==== Source data ====

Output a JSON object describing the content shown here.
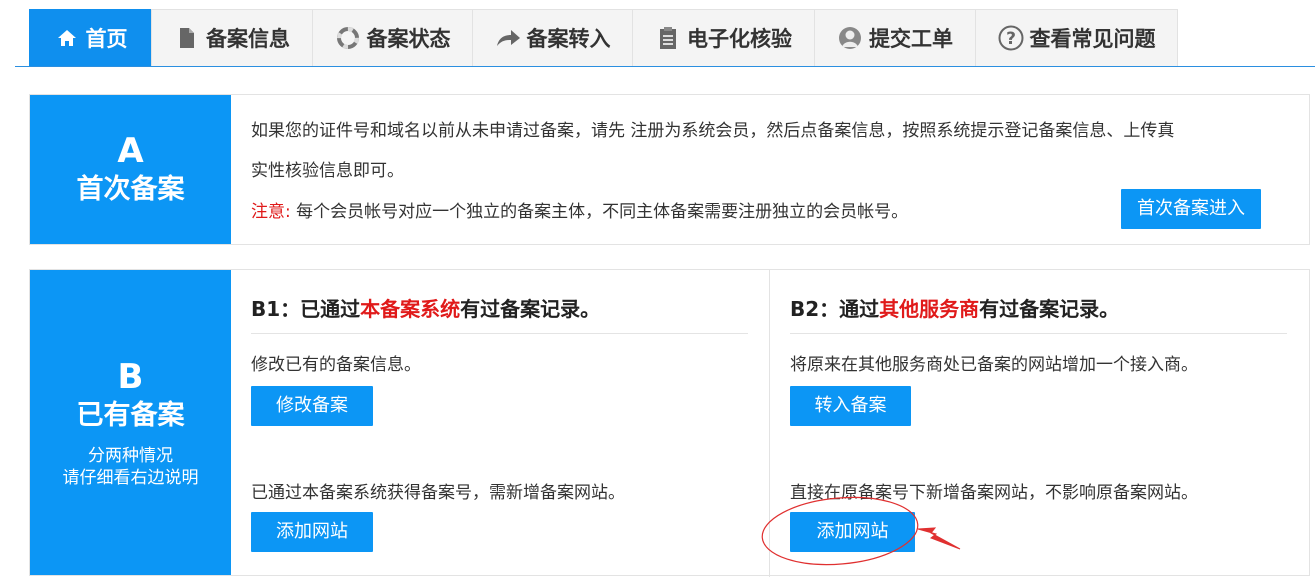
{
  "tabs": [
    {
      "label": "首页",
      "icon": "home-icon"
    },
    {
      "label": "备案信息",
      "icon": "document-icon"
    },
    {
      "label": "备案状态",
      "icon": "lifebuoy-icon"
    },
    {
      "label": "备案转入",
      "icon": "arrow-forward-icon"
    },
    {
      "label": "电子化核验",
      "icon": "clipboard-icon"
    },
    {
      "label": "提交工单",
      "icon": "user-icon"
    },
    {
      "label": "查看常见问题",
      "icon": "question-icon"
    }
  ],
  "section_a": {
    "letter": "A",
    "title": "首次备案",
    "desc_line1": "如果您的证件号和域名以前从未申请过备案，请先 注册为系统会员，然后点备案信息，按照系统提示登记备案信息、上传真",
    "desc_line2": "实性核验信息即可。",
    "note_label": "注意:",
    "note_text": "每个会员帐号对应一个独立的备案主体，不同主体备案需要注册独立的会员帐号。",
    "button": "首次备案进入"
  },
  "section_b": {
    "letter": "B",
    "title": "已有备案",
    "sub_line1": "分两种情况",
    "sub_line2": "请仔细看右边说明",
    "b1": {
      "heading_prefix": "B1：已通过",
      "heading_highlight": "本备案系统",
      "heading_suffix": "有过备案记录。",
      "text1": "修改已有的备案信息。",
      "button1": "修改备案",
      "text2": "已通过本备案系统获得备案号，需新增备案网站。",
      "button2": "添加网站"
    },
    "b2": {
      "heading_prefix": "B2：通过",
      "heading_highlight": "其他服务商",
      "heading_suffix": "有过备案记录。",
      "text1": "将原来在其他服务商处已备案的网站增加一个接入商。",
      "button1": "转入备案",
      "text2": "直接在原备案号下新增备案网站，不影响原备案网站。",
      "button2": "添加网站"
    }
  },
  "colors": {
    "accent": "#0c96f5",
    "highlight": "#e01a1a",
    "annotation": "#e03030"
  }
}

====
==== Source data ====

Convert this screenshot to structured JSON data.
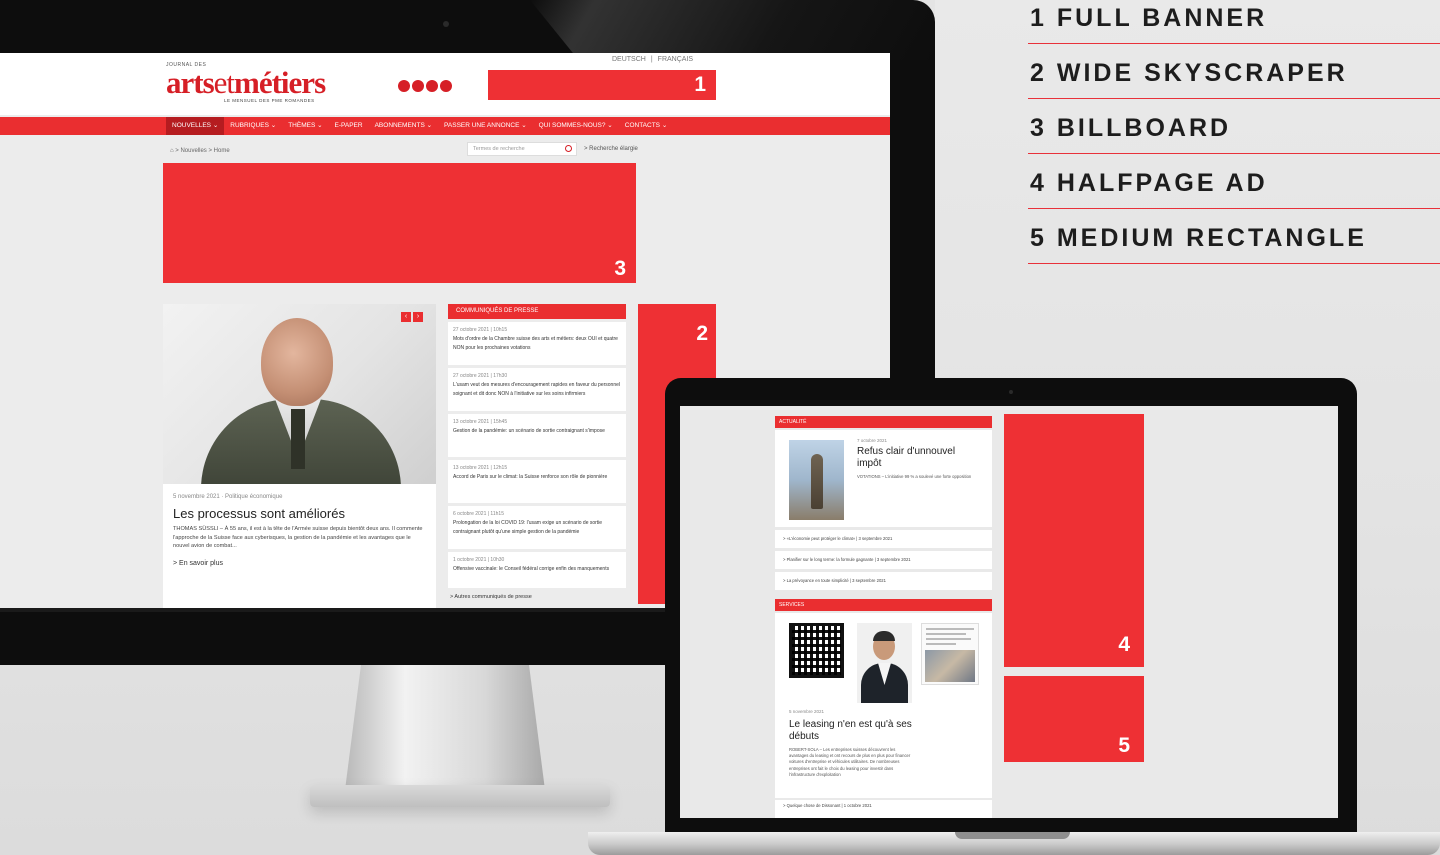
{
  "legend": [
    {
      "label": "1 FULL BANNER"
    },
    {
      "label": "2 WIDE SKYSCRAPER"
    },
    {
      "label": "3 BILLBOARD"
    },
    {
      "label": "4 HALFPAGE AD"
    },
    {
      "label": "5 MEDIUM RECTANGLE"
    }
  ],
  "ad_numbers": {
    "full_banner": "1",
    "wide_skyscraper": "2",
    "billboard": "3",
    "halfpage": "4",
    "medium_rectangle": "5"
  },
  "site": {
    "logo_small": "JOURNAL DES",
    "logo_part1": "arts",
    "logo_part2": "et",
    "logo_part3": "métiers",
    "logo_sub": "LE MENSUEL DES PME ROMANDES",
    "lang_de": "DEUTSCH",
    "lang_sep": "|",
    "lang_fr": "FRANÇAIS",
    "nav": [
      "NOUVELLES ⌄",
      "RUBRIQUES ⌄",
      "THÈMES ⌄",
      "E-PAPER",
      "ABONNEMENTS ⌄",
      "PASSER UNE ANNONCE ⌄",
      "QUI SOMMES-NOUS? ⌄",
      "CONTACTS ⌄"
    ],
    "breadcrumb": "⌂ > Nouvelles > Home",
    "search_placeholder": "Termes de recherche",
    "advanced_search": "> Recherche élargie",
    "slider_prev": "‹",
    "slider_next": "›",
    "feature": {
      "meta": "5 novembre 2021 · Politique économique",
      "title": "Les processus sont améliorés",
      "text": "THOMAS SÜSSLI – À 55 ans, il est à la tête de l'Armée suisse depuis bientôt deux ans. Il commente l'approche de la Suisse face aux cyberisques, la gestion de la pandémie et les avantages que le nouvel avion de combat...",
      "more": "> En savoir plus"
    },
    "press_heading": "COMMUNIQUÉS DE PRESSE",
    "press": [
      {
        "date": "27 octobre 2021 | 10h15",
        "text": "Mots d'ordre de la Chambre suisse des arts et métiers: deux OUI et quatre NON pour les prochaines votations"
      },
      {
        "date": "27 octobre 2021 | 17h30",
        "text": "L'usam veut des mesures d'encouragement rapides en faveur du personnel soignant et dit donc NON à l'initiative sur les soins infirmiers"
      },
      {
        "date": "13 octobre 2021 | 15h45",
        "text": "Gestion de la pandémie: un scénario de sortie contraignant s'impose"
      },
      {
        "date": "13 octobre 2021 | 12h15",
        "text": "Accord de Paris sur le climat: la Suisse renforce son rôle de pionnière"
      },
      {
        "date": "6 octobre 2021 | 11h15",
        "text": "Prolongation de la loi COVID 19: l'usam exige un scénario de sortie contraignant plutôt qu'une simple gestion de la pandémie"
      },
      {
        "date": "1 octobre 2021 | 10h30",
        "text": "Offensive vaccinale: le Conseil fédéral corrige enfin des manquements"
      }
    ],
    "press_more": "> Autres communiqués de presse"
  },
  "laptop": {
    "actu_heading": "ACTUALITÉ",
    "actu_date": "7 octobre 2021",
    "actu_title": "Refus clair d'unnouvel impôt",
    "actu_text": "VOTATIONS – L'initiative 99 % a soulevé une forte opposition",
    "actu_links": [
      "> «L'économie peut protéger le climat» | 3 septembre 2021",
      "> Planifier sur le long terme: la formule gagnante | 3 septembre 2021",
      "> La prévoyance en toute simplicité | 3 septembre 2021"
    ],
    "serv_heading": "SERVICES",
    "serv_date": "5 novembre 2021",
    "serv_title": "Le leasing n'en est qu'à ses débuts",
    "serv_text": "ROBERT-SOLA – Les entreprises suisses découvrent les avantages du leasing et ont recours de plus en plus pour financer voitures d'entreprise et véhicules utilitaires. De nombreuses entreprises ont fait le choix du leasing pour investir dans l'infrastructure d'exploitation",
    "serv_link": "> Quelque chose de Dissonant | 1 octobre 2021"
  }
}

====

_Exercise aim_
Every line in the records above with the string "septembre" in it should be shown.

_The answer_
      "> «L'économie peut protéger le climat» | 3 septembre 2021",
      "> Planifier sur le long terme: la formule gagnante | 3 septembre 2021",
      "> La prévoyance en toute simplicité | 3 septembre 2021"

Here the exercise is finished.